Recently the Helen Clark Foundation also come out with a report advocating for greater subsidisation of public transport.
There’s a shift towards fare-free travel in other parts of the world. In 2013 the city of Tallinn in Estonia was the first in Europe to abolish fares. And then in 2020 Luxembourg followed suit. All around the world, cities like Melbourne and Detroit have started to make parts of their transport network free.
Political parties are now playing catchup on this move towards free public transport. Notably, the Greens have now come out in favour. At the last election their policy was only to make fare-free travel available for those under the age of 18. But the Greens are now seeing the sense in a more radical and universal policy where everyone benefits.
Yesterday they launched a petition for people to sign. But as Stuff political journalist Henry Cooke points out, an ulterior motive is likely to be in the mix: “such petitions are used by the political parties to “harvest email addresses of potential voters”.
So have the Greens been pressuring their coalition partner to deliver something for public transport in the Budget? Not according to party co-leader James Shaw. That they have not been leading the way on a policy that clearly has widespread support reflects how coalition management and compromise currently dominates over their core policy objectives. This is a real danger sign for minor parties in government.
Labour have hinted that they will put more money into buses and trains in the upcoming Budget. Finance Minister Grant Robertson may even have plans to make the half-price fares more permanent. But with a little more pressure applied, Robertson might even feel the need to rejig his draft Budget to come up with something more generous and radical.
Of course proper investment needs to be made in improving the services. Public transport infrastructure has been effectively run down by recent Labour and National governments, as well as by local government politicians more concerned with the needs of private car owners. Investment in infrastructure simply hasn’t kept up with increasing need and population growth. And compared to global use, New Zealand cities now have some of the lower use of public transport in the world.

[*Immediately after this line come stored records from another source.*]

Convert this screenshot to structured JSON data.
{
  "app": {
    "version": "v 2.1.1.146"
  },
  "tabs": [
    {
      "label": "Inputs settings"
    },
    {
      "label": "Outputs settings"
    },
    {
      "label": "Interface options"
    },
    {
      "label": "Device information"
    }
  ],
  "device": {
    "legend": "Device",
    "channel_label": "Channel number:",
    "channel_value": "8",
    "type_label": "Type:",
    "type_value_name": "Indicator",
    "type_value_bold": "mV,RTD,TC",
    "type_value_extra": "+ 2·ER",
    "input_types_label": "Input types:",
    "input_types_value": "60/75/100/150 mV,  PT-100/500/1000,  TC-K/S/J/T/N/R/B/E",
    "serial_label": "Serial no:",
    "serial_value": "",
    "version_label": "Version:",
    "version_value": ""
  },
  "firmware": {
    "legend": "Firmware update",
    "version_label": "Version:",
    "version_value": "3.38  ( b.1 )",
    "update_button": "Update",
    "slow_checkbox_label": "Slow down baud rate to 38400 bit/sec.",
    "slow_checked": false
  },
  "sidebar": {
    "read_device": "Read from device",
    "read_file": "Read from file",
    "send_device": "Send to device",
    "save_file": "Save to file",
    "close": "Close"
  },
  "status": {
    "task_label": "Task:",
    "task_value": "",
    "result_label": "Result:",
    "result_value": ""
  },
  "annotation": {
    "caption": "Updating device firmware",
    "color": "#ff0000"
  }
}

There will, of course, be opposition to free public transport – especially because it might require more government spending and taxation, meaning the wealthy might see this as a lose-lose situation, in which taxes pay for something that predominantly benefits the poor. National and Act oppose fare-free public transport, with MP Simeon Brown saying yesterday that user-pays is still the best way, and customers need to make a contribution to the cost. Such politicians are always quick to add up the costs of public services, but less keen to draw attention to the benefits (which are intrinsically less quantifiable).
This has been the consensus forever, but there are some signs that Labour might be willing to break free from this. They promised to “build back better” after Covid, which surely means innovating on issues like this. They’ve promised to deal with wellbeing, growing climate emissions, infrastructure deficits and inequality. Getting rid of the petty fares would be an important example of how this could be done. Here’s a simple but effective measure that makes a big difference to all those intersecting problems. But half-measures like fare reductions won’t cut it.